• _WHAT NEEDS TO BE DONE_: Each line of the data below that contains "Operador" must be copied.

• _ENTRIES SHOWN_:
* * * * * * * * *
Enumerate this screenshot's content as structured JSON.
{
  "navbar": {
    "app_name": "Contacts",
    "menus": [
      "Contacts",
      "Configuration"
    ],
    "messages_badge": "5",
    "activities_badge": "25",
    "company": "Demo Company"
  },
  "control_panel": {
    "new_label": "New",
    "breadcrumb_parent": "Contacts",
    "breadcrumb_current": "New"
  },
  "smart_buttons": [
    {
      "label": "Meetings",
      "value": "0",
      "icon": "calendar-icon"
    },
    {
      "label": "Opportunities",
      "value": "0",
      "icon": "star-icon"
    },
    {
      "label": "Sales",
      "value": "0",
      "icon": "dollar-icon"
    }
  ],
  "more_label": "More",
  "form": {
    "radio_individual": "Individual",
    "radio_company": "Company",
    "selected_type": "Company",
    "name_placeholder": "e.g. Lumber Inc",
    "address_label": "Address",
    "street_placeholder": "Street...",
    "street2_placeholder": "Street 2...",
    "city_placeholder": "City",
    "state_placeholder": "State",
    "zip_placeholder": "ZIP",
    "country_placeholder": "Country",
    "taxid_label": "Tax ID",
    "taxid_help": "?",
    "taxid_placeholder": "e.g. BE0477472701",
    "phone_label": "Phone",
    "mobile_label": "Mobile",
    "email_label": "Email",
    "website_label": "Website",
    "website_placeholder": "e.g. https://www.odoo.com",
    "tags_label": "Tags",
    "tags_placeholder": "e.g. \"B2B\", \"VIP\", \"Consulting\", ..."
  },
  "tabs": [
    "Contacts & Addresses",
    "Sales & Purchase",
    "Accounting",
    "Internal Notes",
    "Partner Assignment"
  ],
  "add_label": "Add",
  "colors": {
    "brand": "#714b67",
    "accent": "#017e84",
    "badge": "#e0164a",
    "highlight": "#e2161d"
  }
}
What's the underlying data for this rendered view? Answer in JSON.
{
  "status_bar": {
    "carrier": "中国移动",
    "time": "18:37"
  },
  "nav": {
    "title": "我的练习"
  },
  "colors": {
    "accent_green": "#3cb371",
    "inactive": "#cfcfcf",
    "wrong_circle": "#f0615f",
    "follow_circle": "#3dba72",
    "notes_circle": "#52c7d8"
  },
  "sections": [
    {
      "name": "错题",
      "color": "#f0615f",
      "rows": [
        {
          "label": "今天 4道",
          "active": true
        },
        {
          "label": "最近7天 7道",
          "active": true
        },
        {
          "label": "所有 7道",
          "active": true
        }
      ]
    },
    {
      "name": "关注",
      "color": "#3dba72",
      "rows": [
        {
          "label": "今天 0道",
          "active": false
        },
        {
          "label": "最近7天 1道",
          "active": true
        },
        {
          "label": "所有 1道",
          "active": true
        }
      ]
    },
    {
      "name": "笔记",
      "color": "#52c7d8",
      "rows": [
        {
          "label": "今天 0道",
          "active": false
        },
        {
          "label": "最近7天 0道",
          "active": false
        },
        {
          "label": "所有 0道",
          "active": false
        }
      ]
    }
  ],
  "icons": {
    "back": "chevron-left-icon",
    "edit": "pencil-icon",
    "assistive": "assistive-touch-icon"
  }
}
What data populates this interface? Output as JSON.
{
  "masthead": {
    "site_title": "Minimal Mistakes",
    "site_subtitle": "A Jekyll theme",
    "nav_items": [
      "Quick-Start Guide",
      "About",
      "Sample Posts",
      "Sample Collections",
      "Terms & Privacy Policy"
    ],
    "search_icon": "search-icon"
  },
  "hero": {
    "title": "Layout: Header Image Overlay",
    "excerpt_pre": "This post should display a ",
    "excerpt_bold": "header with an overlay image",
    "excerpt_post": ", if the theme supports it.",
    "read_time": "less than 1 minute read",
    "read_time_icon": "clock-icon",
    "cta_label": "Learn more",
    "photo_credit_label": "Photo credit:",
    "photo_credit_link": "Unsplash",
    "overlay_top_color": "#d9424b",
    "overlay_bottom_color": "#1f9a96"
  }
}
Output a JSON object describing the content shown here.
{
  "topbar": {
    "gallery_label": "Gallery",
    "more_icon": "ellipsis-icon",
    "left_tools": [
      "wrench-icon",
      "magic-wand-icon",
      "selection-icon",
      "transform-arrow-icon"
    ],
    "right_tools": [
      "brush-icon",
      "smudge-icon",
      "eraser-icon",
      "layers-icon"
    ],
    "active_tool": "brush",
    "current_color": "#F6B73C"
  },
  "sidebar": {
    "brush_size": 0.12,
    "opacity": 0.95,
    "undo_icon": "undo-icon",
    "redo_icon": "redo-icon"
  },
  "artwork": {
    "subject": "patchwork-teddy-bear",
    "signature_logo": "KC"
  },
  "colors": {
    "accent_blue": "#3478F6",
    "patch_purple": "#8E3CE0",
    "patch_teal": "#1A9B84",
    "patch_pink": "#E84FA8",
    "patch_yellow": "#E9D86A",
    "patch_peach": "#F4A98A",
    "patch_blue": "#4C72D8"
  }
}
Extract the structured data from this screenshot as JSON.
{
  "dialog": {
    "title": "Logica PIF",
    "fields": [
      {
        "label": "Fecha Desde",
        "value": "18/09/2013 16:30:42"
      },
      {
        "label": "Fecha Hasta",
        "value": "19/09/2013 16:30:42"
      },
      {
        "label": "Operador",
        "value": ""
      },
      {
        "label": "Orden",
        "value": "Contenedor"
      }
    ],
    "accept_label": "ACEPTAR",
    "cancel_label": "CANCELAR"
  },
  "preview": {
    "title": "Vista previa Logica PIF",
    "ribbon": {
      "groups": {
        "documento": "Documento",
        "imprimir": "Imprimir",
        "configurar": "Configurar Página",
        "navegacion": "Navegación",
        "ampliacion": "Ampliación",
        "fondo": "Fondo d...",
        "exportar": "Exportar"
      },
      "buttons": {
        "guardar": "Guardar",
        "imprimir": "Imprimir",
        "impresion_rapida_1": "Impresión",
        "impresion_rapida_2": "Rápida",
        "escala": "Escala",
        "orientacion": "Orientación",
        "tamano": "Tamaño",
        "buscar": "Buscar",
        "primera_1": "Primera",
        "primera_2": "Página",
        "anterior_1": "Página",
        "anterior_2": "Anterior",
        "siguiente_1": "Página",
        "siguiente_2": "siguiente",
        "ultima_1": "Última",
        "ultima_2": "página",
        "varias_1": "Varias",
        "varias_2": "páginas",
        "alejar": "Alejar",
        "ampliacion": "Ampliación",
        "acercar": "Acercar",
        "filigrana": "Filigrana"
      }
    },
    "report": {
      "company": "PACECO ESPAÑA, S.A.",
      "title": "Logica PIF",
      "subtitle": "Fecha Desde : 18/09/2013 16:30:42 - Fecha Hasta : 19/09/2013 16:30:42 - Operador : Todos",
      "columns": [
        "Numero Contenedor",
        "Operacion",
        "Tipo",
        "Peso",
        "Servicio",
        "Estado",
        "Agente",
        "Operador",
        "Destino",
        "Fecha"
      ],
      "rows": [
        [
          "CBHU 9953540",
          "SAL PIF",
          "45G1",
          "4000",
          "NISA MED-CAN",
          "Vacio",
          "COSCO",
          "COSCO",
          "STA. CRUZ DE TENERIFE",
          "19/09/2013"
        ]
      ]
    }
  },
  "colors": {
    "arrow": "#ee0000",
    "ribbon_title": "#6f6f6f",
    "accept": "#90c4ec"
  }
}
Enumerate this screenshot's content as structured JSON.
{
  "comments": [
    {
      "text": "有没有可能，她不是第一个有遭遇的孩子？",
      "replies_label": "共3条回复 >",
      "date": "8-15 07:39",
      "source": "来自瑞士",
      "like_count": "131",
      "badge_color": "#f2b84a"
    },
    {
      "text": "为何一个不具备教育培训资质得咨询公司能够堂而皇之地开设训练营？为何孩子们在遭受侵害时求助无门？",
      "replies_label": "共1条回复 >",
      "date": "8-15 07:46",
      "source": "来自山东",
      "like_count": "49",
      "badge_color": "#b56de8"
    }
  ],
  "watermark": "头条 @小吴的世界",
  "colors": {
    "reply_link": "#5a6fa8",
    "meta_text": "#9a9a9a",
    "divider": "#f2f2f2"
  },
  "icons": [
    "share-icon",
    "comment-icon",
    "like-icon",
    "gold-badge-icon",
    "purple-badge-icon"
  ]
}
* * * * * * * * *
• _TASK RESULT_:
        "label": "Operador",
      "subtitle": "Fecha Desde : 18/09/2013 16:30:42 - Fecha Hasta : 19/09/2013 16:30:42 - Operador : Todos",
        "Operador",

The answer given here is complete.